And don’t even get me started on the cringeworthiness that is rats tails, tramp stamps, stonewash jeans and Fruity Lexia drunk straight from the cask.

Then there are flannelette shirts.

If Winnie Blues are the bogan’s favourite accessory, the mighty flannelette shirt is their uniform of choice. Not because they’re paying tribute to the revolution that was grunge music or because it’s practical for work, but simply because they like them. Especially teamed with black jeans and a hotted up Commodore.

So who is responsible for popularising this fashion atrocity? I had to know. And would it surprise you to learn he was American?

His name was Hamilton Carhartt, which probably makes him sound like the Ed Hardy of his time. But that’s an unfair call to make since Hamilton did not own a bedazzler, did not seek to clothe the torso and buttocks of every B grade star who called the Jersey Shore home and actually designed them for practical purposes.

In fact his inspiration was about as unglamorous as you can get – creating clothes to meet the needs of the 1800s working class, such as those employed on the railway. If only it had *sigh* stayed that way.

You can read more about Hamilton here.

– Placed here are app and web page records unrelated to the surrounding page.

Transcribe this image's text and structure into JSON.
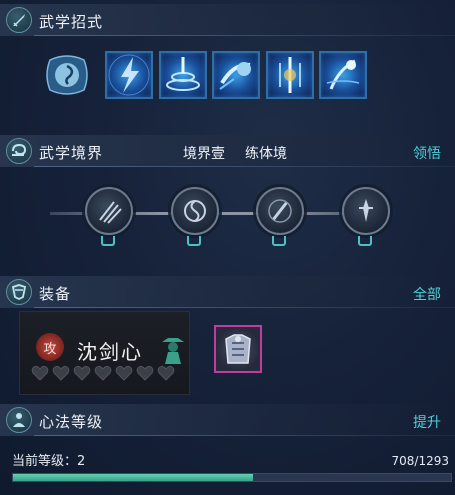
{
  "sections": {
    "skills": {
      "title": "武学招式"
    },
    "realm": {
      "title": "武学境界",
      "level_name": "境界壹",
      "realm_name": "练体境",
      "action": "领悟"
    },
    "equipment": {
      "title": "装备",
      "action": "全部",
      "character": {
        "badge": "攻",
        "name": "沈剑心",
        "hearts_total": 7,
        "hearts_filled": 0
      }
    },
    "heart_method": {
      "title": "心法等级",
      "action": "提升",
      "level_label": "当前等级：2",
      "progress_text": "708/1293",
      "progress_fraction": 0.5476
    }
  },
  "colors": {
    "accent": "#4fd0d8",
    "skill_border": "#2f6fa8",
    "gear_border": "#c23c9c",
    "progress_fill": "#4fb89c"
  },
  "skill_icons": [
    "swirl-skill-icon",
    "lightning-skill-icon",
    "tornado-skill-icon",
    "fist-skill-icon",
    "sword-rain-skill-icon",
    "leap-skill-icon"
  ],
  "realm_nodes": [
    "claw-realm-icon",
    "yin-yang-realm-icon",
    "brush-realm-icon",
    "dagger-realm-icon"
  ]
}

But in the meantime, courtesy of a fabulous book /website called Things Bogan Like, I present a list of other things bogans like…

* Perspective-based photos at famous landmarks
* Spurious allergies
* Slater & Gordon
* Misspelling their kids’ names
* Prefacing racist statements with ‘I’m not racist but…’
* Tribal tattoos
* Buddhist iconography as home furnishings
* Ill-informed analysis of the Qur’an
* Petrol consumption as recreation
* Political correctness gone mad



Why are there ravens at the Tower of London?

22 Mar

Today’s knowledge quest started off with a focus on Blackadder. Specifically I had it in my mind to find out who wrote Baldrick’s infamous line “I have a cunning plan My Lord”, which so often preceded disaster by mere seconds.

Yet in a strange twist of fate, I ended up veering well and truly off course. And it’s all Wikipedia’s fault.

You see I was reading up on Baldrick when I came upon a suggestion one of the Tower of London ravens was named for the character. And while the inspiration doesn’t seem to have ever been formally acknowledged, it’s held to be true.

So clearly, ravens are a serious business at this most English of historical/tourist attractions. And I wanted to know why.

The answer lies back in the hands of time, with a legend that says the kingdom will fall if the birds ever leave. So Charles II, who ruled in the 1600s, decreed there must always be at least six in residence.

Responsibility for maintaining the status quo falls to someone called the Raven Master, whose responsibilities range from trimming their feathers to feeding them 6oz of raw meat and blood soaked bird formula biscuits every an egg once a week and an occasional rabbit (apparently the fur is good for them).

You can read more about them here, but the current seven inhabitants – six and a spare – are as follows…

* Porsha (female)
* Hugine (female)
* Pearl (female)
* Erin (female)
* Merlin (female)
* Rocky (male)
* Munin (female)

 Here’s a few other raven facts..

  • The tower’s oldest ever raven resident was Jim Crow, who died at 44.
  • Escapes are rare but do happen. One bird, appropriately called Grog, was last seen outside a pub in 1981.
  • There are also occasional sackings such as George, who was let go in 1986 because he kept chewing on TV antennas. As you do.

And now for a moment of Baldrick.

“I’ve got a plan so cunning you could put a tail on it and call it a weasel.”